Showing 1058 posts tagged students
As a writer myself, I still believe that the best way for students to become writers is by reading as much good writing as possible and internalizing the various structures and techniques they encounter. For extras, the habit of reading will also increase their vocabulary, improve their spelling, and help them grasp the fact that many of the conventions of written language are different from those of spoken language.
If you are a parent trying to help a child apply for college, you know how hard the process can be. Figuring out what to do and not do can be bewildering. In this post, Liz Willen, editor of The Hechinger Report, a nonprofit, independent news website focused on inequality and innovation in education, offers some help.
One really nice tool mentioned is Tuition Tracker: view trends and estimates from over 3700 universities (part of a joint project developed by The Hechinger Report, the Education Writers Association, and The Dallas Morning News that uses federal data to show how financial aid and tax credits for tuition have shifted from lower- to higher-income students).
image via flickr:CC | Peter Gene
Bill Ferriter - In Celebration of Teaching Geeks!
As an eLearning professional, you are in a unique position to facilitate learning transfer by:
- Encouraging learners to see how they can use the course materials in a real-world context
- Be sure to include plenty of practice into your eLearning courses—practices makes perfect! Incorporating a variety of real-world scenarios and examples in eLearning design
- Remember, it’s not about what people know—it’s about what they can do with what they know!
College textbooks are expensive.
And prices have been soaring, doubling over the past decade, growing faster than the price of housing, cars, even healthcare.
But, surprisingly, the amount students actually spend on textbooks has not been rising.
A fight or flight reaction may be useful in some situations, but it is highly detrimental in the classroom.

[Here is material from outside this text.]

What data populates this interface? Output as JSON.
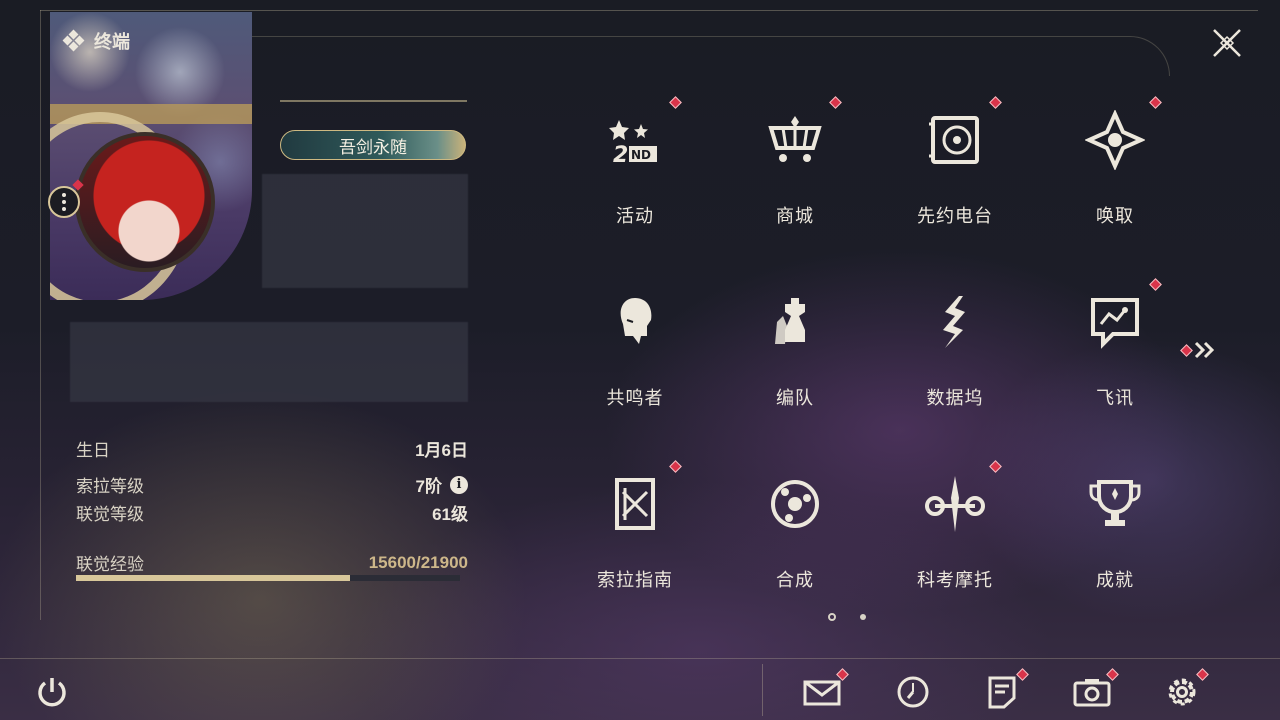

Whether anxiety stems from test taking or from an unstable home environment, the brains of students experiencing high levels of stress look different than those who are not — and those brains behave differently, too. In this article, we’ll take a look at the neural and hormonal responses that underpin a student’s stress response, and make a few suggestions for continuing to teach through the challenges it presents.
Students who check Facebook, Twitter, their cell phones, etc. while attempting to study add approximately one hour to their homework load each night.

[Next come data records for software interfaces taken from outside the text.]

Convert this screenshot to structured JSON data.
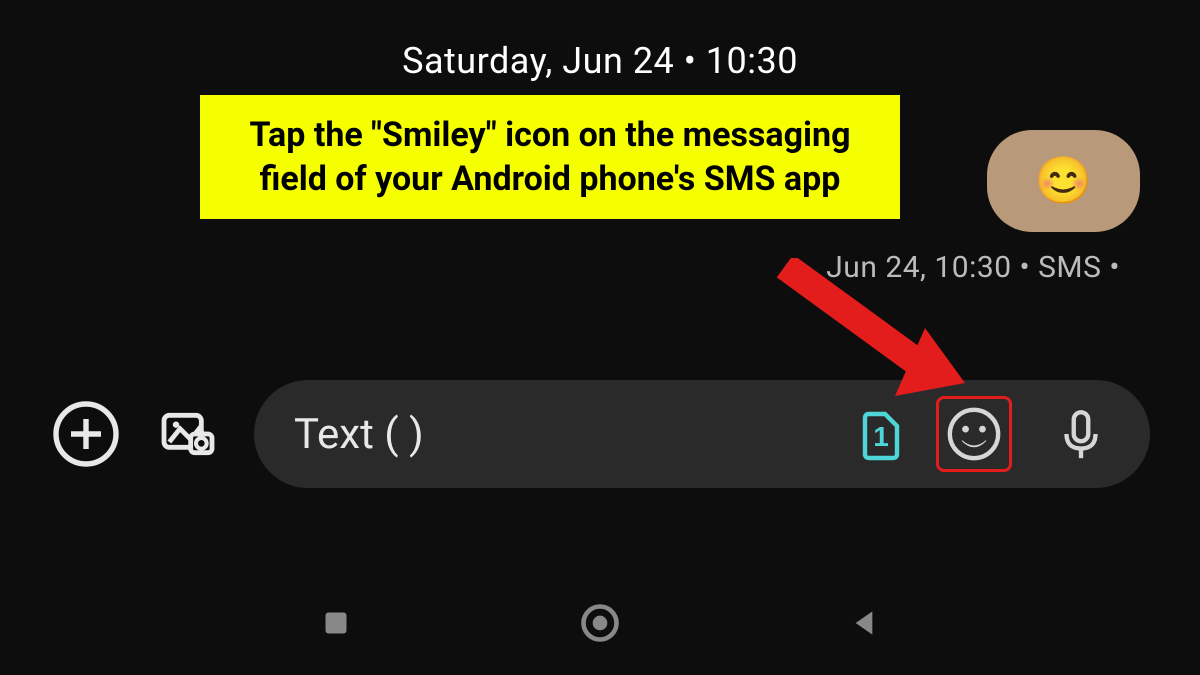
{
  "header": {
    "date_time": "Saturday, Jun 24 • 10:30"
  },
  "callout": {
    "text": "Tap the \"Smiley\" icon on the messaging field of your Android phone's SMS app"
  },
  "bubble": {
    "emoji": "😊"
  },
  "meta": {
    "text": "Jun 24, 10:30 • SMS •"
  },
  "input": {
    "placeholder": "Text (         )",
    "sim": "1"
  }
}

image via flickr:CC | ryantron | story via Dr Mansfield
3 of the 25 featured from left to right:
- Malala Yousafzai, 17 (youngest Nobel Peace Price recipient)

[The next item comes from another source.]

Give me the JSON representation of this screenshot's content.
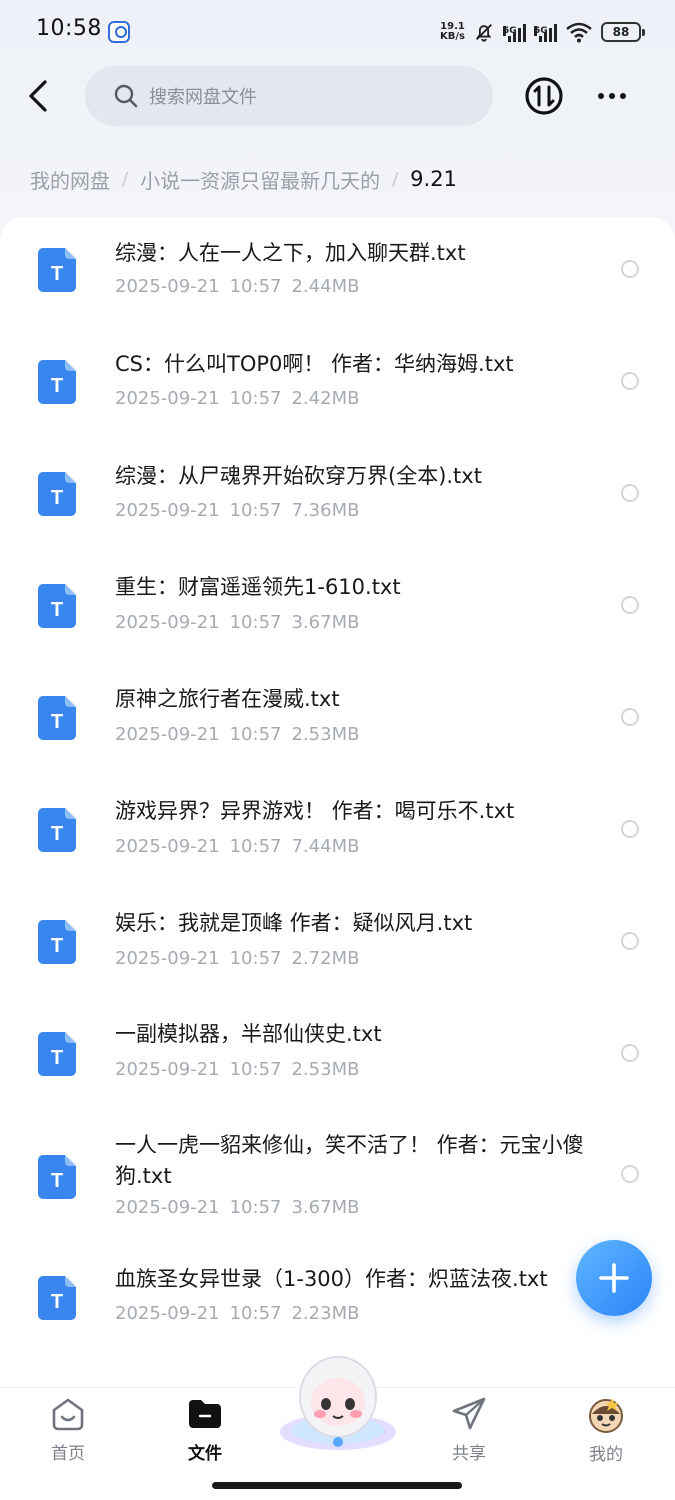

- Ciara Judge, 16, Émer Hickey, 17, and Sophie Healy-Thow, 17 (Google Science Fair winners)
- Mo’ne Davis, 13 (pitched shutout in Little League World Series)
In Neshaminy, Pennsylvania, students wear face paint to football games. There is a mascot in headdress. This is just kids having a good time, or so many locals believe. For generations, their local team has been the “R[-word].” But since student journalists voted to ban publication of the offensive term last October, the administration has handed down a series of punishments: editor Gillian McGoldrick was suspended from her post for a month, the newspaper’s co-curricular adviser was suspended without pay for two days, $1,200 was withdrawn from the newspaper’s account, and a new school board policy requires at least 10 school days’ time for pre-approval of content by the principal, whose own newsletter is called “R[-word] Rumblings.”
It’s a fight over words (and against discrimination) that has turned into a full-blown battle over student press rights.
Stephen King on teaching kids to write
Also see King on writing and creative sleep – doubly poignant in the context of high school students, given how cognitively crippling current school schedules are in working against adolescents’ internal clocks.
Support students in organizing their space, time, and backpacks so that they’ll perform better and develop the efficiency that will help them later in life.
- Develop a schedule
- Create a workspace
- Set goals and rewards
- Visualize your motivation